* [WHAT YOU NEED TO DO]: For the entries below, how many lines contain the word "this"? Reply with the number and nothing else.

* [INPUT]:
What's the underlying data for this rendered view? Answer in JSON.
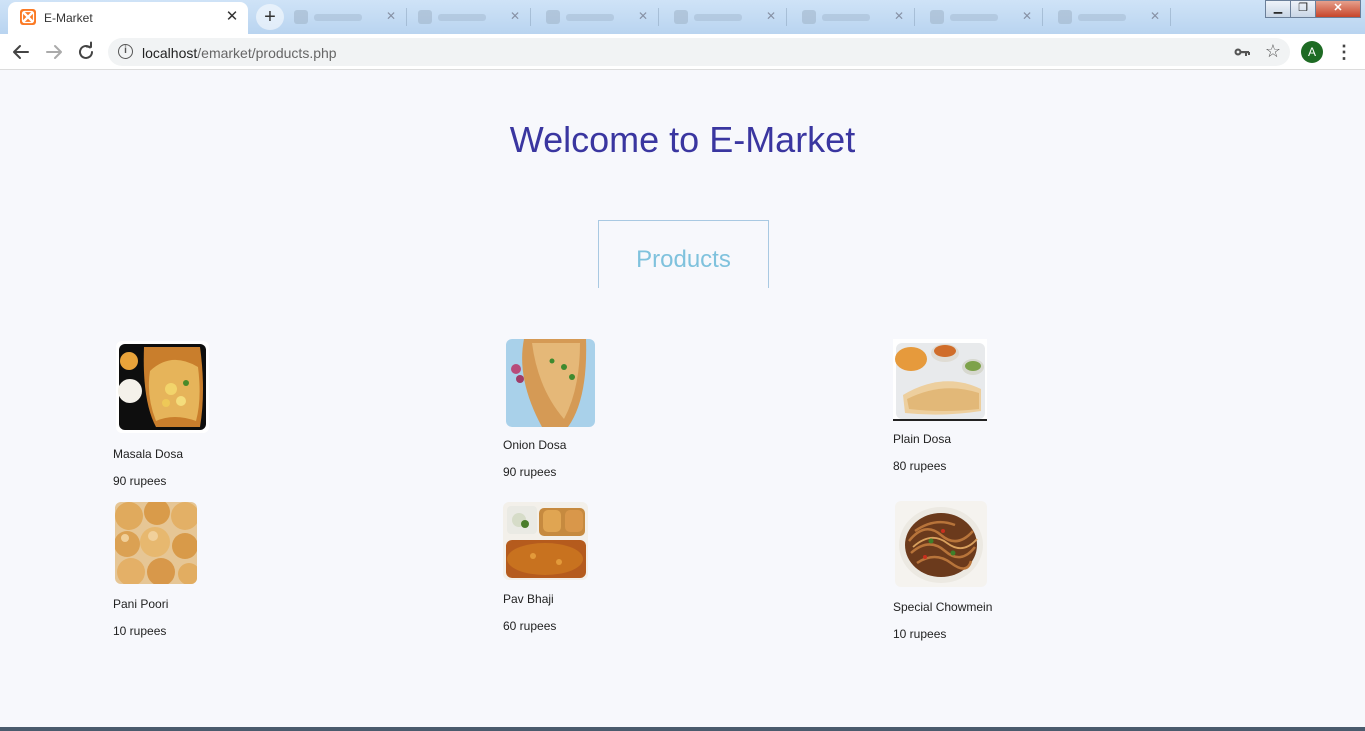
{
  "browser": {
    "tab_title": "E-Market",
    "url_host": "localhost",
    "url_path": "/emarket/products.php",
    "avatar_letter": "A",
    "favicon_color": "#fb7a24"
  },
  "page": {
    "heading": "Welcome to E-Market",
    "section_tab": "Products"
  },
  "products": [
    {
      "name": "Masala Dosa",
      "price": "90 rupees"
    },
    {
      "name": "Onion Dosa",
      "price": "90 rupees"
    },
    {
      "name": "Plain Dosa",
      "price": "80 rupees"
    },
    {
      "name": "Pani Poori",
      "price": "10 rupees"
    },
    {
      "name": "Pav Bhaji",
      "price": "60 rupees"
    },
    {
      "name": "Special Chowmein",
      "price": "10 rupees"
    }
  ],
  "colors": {
    "heading": "#3a36a0",
    "section_tab_text": "#7fc2dd",
    "page_background": "#f7f8fc"
  }
}
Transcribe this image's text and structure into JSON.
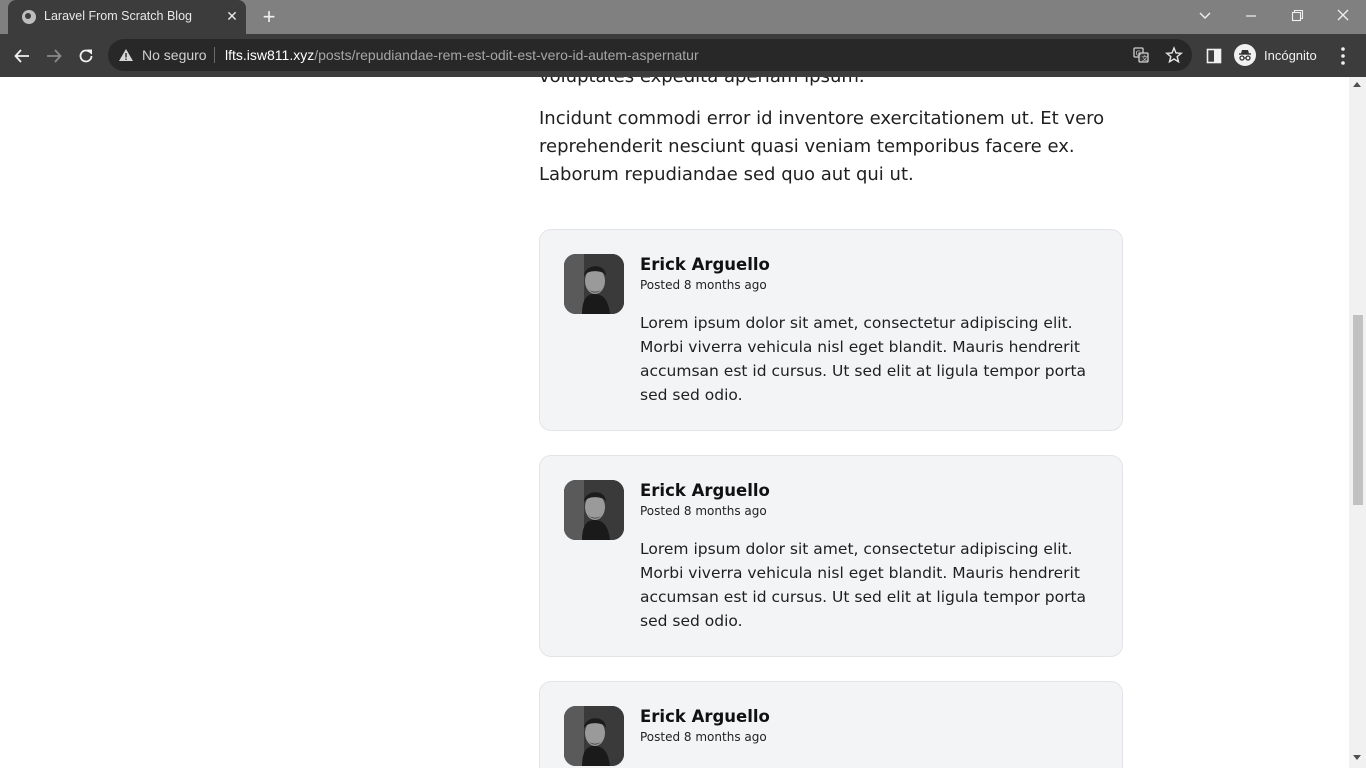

* [EXPECTED OUTPUT]: 2